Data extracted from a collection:
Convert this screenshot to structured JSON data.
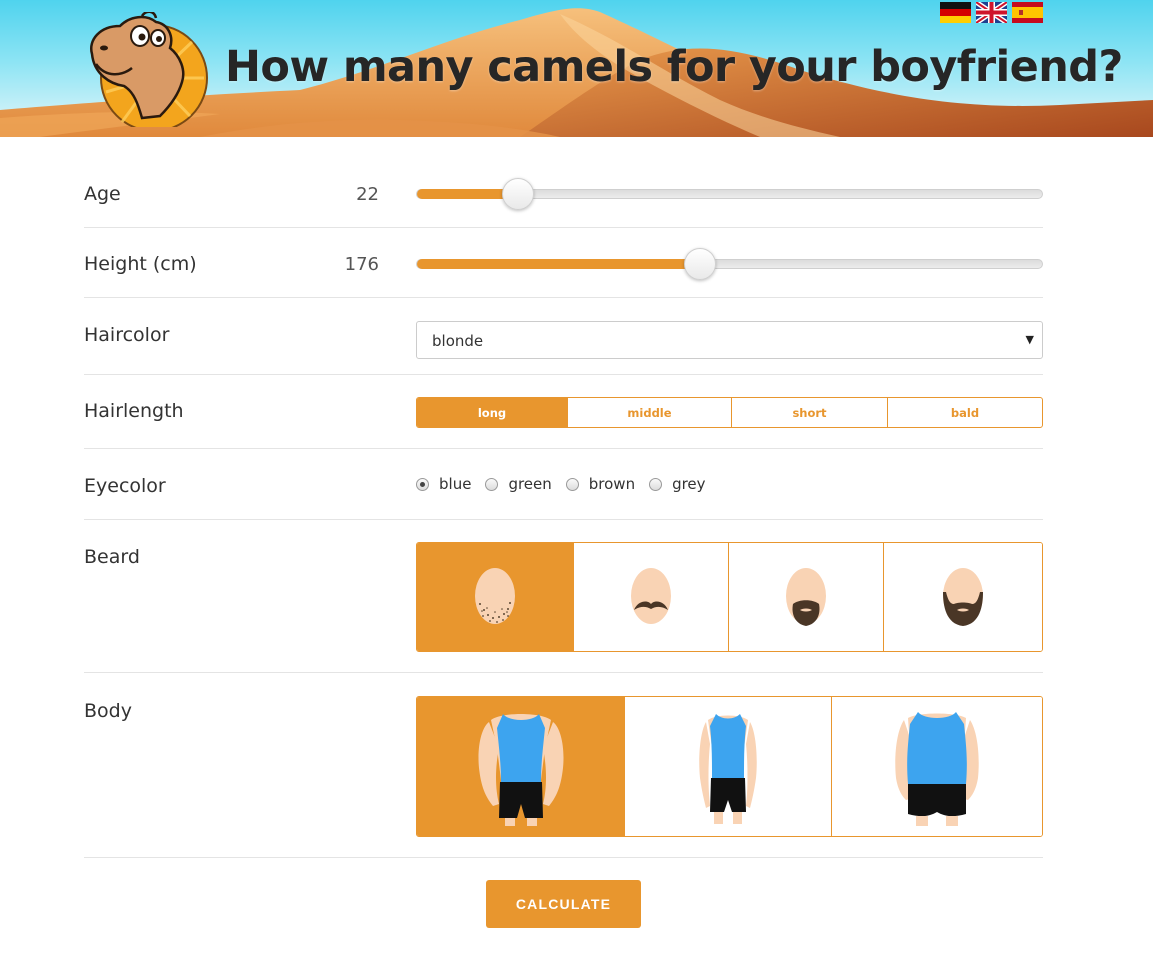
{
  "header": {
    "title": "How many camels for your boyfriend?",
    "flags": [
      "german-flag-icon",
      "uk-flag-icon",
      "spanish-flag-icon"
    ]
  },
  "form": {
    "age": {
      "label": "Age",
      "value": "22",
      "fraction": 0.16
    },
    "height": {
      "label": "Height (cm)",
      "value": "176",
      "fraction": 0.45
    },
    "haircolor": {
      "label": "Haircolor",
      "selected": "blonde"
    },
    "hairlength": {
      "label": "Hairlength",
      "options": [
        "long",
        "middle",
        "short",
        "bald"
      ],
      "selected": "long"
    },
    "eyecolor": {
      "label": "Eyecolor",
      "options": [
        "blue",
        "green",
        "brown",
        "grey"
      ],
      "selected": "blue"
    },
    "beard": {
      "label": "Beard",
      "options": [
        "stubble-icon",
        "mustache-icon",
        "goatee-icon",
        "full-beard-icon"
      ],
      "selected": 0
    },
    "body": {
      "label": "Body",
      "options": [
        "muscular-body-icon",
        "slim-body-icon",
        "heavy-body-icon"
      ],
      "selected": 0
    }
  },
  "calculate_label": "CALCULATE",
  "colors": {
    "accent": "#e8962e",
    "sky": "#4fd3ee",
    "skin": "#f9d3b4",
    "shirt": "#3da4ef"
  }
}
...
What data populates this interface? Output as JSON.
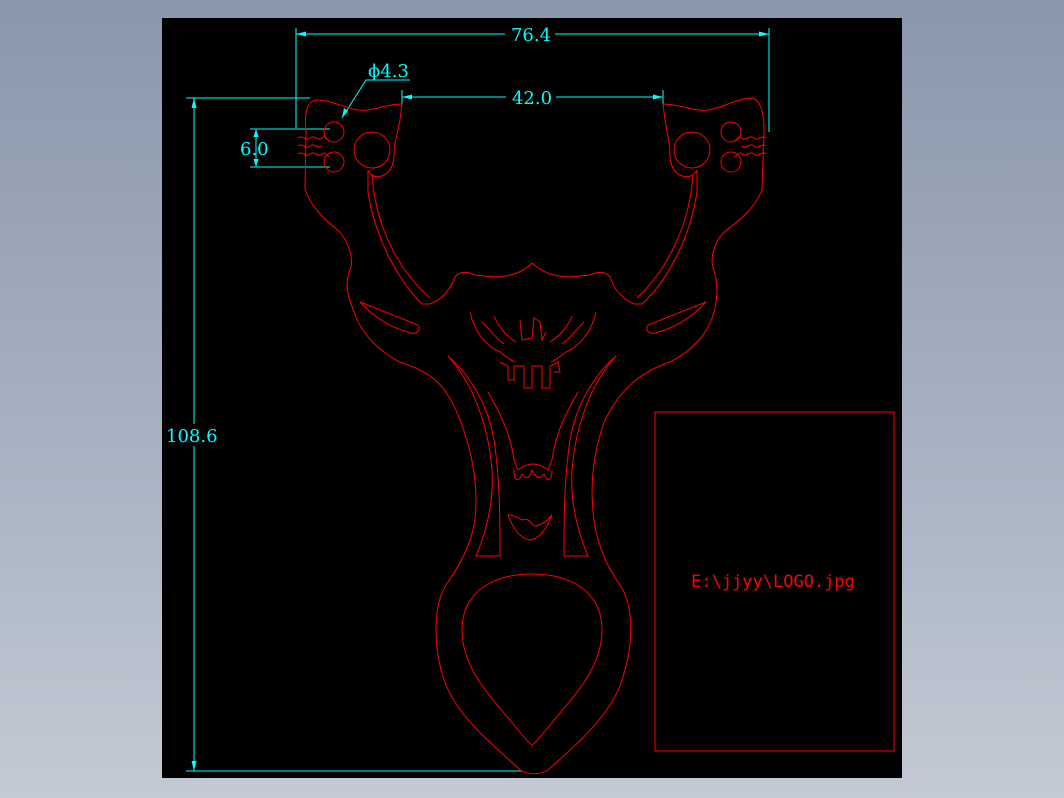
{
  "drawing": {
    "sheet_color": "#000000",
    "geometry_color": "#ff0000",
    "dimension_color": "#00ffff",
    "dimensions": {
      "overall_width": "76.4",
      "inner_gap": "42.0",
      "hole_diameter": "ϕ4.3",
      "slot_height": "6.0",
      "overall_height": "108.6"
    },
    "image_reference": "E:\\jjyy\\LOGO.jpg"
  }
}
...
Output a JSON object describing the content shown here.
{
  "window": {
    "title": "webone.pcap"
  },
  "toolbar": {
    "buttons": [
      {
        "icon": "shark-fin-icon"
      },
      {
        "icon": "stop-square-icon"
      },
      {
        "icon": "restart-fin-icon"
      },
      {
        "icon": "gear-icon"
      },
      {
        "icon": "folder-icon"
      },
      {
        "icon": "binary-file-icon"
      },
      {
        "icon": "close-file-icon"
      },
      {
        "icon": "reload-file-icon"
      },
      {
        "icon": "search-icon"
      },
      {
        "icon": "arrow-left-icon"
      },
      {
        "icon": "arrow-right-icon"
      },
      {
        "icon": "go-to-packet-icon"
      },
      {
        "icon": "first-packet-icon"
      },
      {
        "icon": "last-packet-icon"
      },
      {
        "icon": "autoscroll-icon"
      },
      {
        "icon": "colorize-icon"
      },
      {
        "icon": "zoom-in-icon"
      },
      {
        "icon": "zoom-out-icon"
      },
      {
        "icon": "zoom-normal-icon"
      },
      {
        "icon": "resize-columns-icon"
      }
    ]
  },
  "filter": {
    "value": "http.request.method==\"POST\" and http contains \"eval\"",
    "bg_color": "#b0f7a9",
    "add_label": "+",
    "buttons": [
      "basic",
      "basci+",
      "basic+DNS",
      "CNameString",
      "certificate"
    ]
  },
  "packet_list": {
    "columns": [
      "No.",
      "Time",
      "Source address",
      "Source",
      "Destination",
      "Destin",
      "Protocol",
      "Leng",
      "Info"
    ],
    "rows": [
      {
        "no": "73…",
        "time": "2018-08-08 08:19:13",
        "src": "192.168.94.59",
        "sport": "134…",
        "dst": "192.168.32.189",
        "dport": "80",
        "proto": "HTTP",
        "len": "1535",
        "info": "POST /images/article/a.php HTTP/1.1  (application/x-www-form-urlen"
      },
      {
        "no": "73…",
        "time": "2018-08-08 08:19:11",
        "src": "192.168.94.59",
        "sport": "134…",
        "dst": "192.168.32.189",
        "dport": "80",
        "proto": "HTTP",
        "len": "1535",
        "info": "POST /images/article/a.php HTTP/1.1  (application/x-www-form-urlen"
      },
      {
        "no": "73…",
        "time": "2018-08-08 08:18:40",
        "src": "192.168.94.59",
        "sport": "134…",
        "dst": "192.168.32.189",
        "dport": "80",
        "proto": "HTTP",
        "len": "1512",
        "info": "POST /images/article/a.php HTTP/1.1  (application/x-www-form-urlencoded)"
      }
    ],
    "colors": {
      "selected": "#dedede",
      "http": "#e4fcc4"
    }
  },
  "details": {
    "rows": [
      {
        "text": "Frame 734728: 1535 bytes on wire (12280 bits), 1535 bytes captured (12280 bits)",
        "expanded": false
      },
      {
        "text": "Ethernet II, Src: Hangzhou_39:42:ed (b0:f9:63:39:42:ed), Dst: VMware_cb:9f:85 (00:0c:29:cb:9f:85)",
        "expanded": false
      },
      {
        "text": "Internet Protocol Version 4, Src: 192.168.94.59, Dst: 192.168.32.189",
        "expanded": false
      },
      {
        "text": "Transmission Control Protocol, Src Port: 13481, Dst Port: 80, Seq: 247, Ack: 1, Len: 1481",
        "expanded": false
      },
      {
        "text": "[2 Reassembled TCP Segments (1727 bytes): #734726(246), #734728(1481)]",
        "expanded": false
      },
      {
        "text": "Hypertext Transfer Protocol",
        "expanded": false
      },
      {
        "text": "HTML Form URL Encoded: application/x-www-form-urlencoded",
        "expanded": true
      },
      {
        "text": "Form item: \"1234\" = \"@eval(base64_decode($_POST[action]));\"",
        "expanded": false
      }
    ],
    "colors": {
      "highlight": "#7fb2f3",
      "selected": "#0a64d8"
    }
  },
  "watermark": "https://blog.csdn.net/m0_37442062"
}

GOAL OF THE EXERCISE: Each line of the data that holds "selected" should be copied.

RESPONSE AREA:
      "selected": "blonde"
      "selected": "long"
      "selected": "blue"
      "selected": 0
      "selected": 0
      "selected": "#dedede",
      "selected": "#0a64d8"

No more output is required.